== Extracted data ==

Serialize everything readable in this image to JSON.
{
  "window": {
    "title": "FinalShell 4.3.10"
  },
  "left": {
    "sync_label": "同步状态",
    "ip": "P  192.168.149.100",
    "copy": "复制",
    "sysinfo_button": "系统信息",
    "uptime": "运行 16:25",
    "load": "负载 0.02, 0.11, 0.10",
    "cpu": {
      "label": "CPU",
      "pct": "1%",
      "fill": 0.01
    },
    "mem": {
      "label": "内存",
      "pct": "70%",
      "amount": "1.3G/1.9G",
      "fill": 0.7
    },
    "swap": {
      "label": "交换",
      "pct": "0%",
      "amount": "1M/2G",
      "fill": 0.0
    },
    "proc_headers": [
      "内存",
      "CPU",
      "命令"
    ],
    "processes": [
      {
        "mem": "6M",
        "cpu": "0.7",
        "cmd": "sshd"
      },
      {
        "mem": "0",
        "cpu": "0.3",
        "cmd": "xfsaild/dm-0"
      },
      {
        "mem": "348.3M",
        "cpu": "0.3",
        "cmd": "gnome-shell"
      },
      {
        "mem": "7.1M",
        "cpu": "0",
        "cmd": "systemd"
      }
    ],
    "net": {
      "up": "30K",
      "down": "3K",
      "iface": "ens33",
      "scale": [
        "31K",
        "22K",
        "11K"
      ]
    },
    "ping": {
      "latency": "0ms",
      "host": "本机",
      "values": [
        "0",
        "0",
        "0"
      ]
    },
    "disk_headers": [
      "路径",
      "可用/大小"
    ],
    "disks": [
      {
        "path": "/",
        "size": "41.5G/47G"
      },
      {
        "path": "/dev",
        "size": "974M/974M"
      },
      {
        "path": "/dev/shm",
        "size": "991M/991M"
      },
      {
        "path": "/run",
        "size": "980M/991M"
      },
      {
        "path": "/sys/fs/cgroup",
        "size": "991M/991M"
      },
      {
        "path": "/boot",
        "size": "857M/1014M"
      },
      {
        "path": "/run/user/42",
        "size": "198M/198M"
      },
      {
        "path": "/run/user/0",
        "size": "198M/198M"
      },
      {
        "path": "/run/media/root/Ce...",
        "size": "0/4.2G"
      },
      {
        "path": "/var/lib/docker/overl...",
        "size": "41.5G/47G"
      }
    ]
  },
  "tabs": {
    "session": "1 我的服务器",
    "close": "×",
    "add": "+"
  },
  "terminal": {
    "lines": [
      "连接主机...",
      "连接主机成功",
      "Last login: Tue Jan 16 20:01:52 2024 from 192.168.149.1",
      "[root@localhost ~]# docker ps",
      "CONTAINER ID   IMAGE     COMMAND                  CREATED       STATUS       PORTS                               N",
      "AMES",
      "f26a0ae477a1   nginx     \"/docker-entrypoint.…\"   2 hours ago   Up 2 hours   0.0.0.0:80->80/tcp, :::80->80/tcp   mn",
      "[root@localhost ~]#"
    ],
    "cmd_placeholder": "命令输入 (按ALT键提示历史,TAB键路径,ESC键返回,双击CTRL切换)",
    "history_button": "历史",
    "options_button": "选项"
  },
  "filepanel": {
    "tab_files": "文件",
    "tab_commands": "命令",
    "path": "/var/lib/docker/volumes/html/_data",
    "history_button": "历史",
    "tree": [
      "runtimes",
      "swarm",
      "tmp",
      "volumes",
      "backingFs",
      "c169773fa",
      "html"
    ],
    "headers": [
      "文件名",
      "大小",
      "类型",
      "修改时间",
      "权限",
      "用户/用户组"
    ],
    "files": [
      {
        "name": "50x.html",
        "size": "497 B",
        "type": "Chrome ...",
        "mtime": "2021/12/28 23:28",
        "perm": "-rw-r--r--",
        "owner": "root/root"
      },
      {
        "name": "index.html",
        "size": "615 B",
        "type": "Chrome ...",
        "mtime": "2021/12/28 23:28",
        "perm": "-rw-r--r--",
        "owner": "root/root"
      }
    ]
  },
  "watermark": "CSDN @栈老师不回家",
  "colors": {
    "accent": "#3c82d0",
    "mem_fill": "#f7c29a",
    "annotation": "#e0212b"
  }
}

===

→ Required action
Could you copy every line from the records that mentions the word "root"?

→ Written solution
        "path": "/run/media/root/Ce...",
      "[root@localhost ~]# docker ps",
      "[root@localhost ~]#"
        "owner": "root/root"
        "owner": "root/root"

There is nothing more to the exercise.